An image of my grandfather's wizened face, for example, will immediately conjure up childhood memories of exciting stories and lessons learned. When I was small, my parents were often gone on business; making ends meet, with a child to provide for, meant leaving my grandparents to school me in the things they wished they could teach me themselves. I was always with my grandpa during those times, following his every move. At that young age, I had the sense that without him, I would be like a fish out of water-and he, in turn, loved and cared for me with all his might. Though I was constantly asking questions, he never tired of answering them, and so taught me that an inquisitive mind is a blessing rather than a curse. Regaling me with tales of his life in the army, he talked not just of bravery but also of gentleness and kindness, and of the necessity of personal sacrifice and perseverance-his experience in Vietnam was not about politics but about life and death. A seven-year-old child, I was perhaps young to be initiated into so complex and serious a world, but I came away from our talks with unshakeable values about humanity and never giving up.
Seeing a portrait of my parents and myself, taken as we shared in the joy of the holidays, I think about how they have managed to shape my worldview even while they haven't always been present to guide me. They don't have to explain what it means to care about others and take responsibility for their well-being; every time they are absent from the crowd I am performing in front of, I realize how much they would love to share in this moment and what a sacrifice they are making for me in their absence. And when we find ourselves face to face, we are so close that I can tell them literally anything. My father never hesitates to challenge me-to treat my loved ones with tenderness and respect, to practice forgiveness, to never surrender in the face of a challenge, to take risks and to take control of my destiny. This prescription, essential my parents' definition of manhood, is not just about my own individual fate, though they have literally done everything in their power to keep me on the track toward pursuing my dreams. Equally important is the experience of all those around me, which one can enrich if one works hard. And indeed, they are living proof of that.
Of course, not too long into my reverie, I will inevitably be called away from the box of photographs in the old, tiny closet. Usually it is my mother who wants me, hoping I can lend a hand with some chore. And inevitably I run to her, just as happy to be with my wonderful family in the present as I am to daydream about the past. In general, this is how I live: ever-engaged in the moment, reaching into the promise of the present, but resting solid on the foundation that is my family and my heritage.
Note : I'd really appreciate your giving me specific comments on strengths as well as weaknesses of my essay ! Thanks much in advance
My father never hesitates to challenge me-to treat his loved ones...

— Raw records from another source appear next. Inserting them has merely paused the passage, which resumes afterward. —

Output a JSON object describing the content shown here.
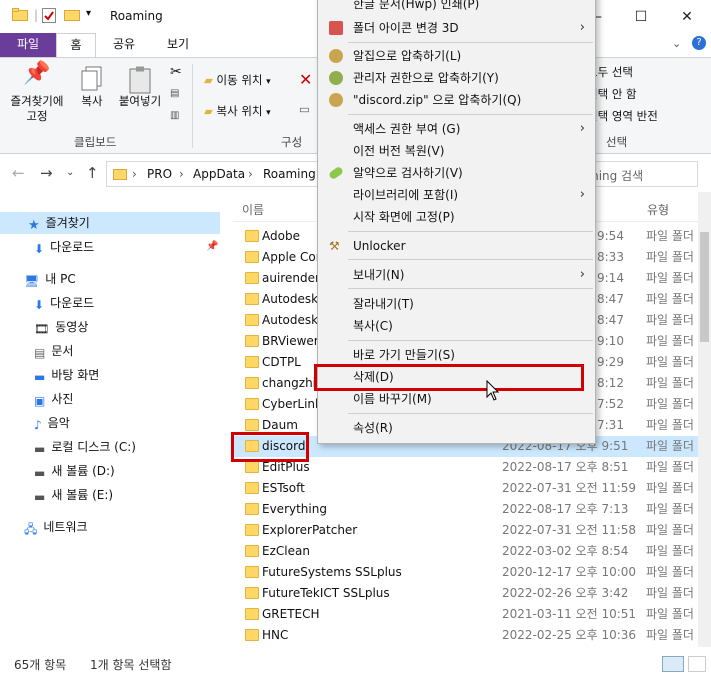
{
  "window": {
    "title": "Roaming",
    "minimize": "—",
    "maximize": "☐",
    "close": "✕"
  },
  "ribbon_tabs": [
    {
      "label": "파일"
    },
    {
      "label": "홈"
    },
    {
      "label": "공유"
    },
    {
      "label": "보기"
    }
  ],
  "ribbon": {
    "pin_label_1": "즐겨찾기에",
    "pin_label_2": "고정",
    "copy_label": "복사",
    "paste_label": "붙여넣기",
    "clipboard_group": "클립보드",
    "move_to": "이동 위치",
    "copy_to": "복사 위치",
    "organize_group": "구성",
    "select_all": "모두 선택",
    "select_none": "선택 안 함",
    "invert_select": "선택 영역 반전",
    "select_group": "선택"
  },
  "address": {
    "crumbs": [
      "PRO",
      "AppData",
      "Roaming"
    ],
    "search_placeholder": "ming 검색"
  },
  "nav": {
    "quick_access": "즐겨찾기",
    "downloads_pinned": "다운로드",
    "this_pc": "내 PC",
    "downloads": "다운로드",
    "videos": "동영상",
    "documents": "문서",
    "desktop": "바탕 화면",
    "pictures": "사진",
    "music": "음악",
    "local_disk": "로컬 디스크 (C:)",
    "volume_d": "새 볼륨 (D:)",
    "volume_e": "새 볼륨 (E:)",
    "network": "네트워크"
  },
  "columns": {
    "name": "이름",
    "type": "유형"
  },
  "files": [
    {
      "name": "Adobe",
      "date": "9:54",
      "type": "파일 폴더"
    },
    {
      "name": "Apple Con",
      "date": "8:33",
      "type": "파일 폴더"
    },
    {
      "name": "auirender",
      "date": "9:14",
      "type": "파일 폴더"
    },
    {
      "name": "Autodesk",
      "date": "8:47",
      "type": "파일 폴더"
    },
    {
      "name": "Autodesk",
      "date": "8:47",
      "type": "파일 폴더"
    },
    {
      "name": "BRViewer_",
      "date": "9:10",
      "type": "파일 폴더"
    },
    {
      "name": "CDTPL",
      "date": "9:29",
      "type": "파일 폴더"
    },
    {
      "name": "changzhi",
      "date": "8:12",
      "type": "파일 폴더"
    },
    {
      "name": "CyberLink",
      "date": "7:52",
      "type": "파일 폴더"
    },
    {
      "name": "Daum",
      "date": "7:31",
      "type": "파일 폴더"
    },
    {
      "name": "discord",
      "date": "2022-08-17 오후 9:51",
      "type": "파일 폴더"
    },
    {
      "name": "EditPlus",
      "date": "2022-08-17 오후 8:51",
      "type": "파일 폴더"
    },
    {
      "name": "ESTsoft",
      "date": "2022-07-31 오전 11:59",
      "type": "파일 폴더"
    },
    {
      "name": "Everything",
      "date": "2022-08-17 오후 7:13",
      "type": "파일 폴더"
    },
    {
      "name": "ExplorerPatcher",
      "date": "2022-07-31 오전 11:58",
      "type": "파일 폴더"
    },
    {
      "name": "EzClean",
      "date": "2022-03-02 오후 8:54",
      "type": "파일 폴더"
    },
    {
      "name": "FutureSystems SSLplus",
      "date": "2020-12-17 오후 10:00",
      "type": "파일 폴더"
    },
    {
      "name": "FutureTekICT SSLplus",
      "date": "2022-02-26 오후 3:42",
      "type": "파일 폴더"
    },
    {
      "name": "GRETECH",
      "date": "2021-03-11 오전 10:51",
      "type": "파일 폴더"
    },
    {
      "name": "HNC",
      "date": "2022-02-25 오후 10:36",
      "type": "파일 폴더"
    }
  ],
  "context_menu": [
    {
      "label": "한글 문서(Hwp) 인쇄(P)"
    },
    {
      "label": "폴더 아이콘 변경 3D"
    },
    {
      "label": "알집으로 압축하기(L)"
    },
    {
      "label": "관리자 권한으로 압축하기(Y)"
    },
    {
      "label": "\"discord.zip\" 으로 압축하기(Q)"
    },
    {
      "label": "액세스 권한 부여 (G)"
    },
    {
      "label": "이전 버전 복원(V)"
    },
    {
      "label": "알약으로 검사하기(V)"
    },
    {
      "label": "라이브러리에 포함(I)"
    },
    {
      "label": "시작 화면에 고정(P)"
    },
    {
      "label": "Unlocker"
    },
    {
      "label": "보내기(N)"
    },
    {
      "label": "잘라내기(T)"
    },
    {
      "label": "복사(C)"
    },
    {
      "label": "바로 가기 만들기(S)"
    },
    {
      "label": "삭제(D)"
    },
    {
      "label": "이름 바꾸기(M)"
    },
    {
      "label": "속성(R)"
    }
  ],
  "status": {
    "count": "65개 항목",
    "selected": "1개 항목 선택함"
  },
  "colors": {
    "highlight": "#d10000",
    "selection": "#cce8ff",
    "file_tab": "#6a3d9a"
  }
}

This prescription, essential to my parents' definition of manhood, is not just about my own individual fate, though they have literally done everything in their power to keep me on the track toward pursuing my dreams.
You need a period at the end of the second paragraph, but WOW!! You are a great writer!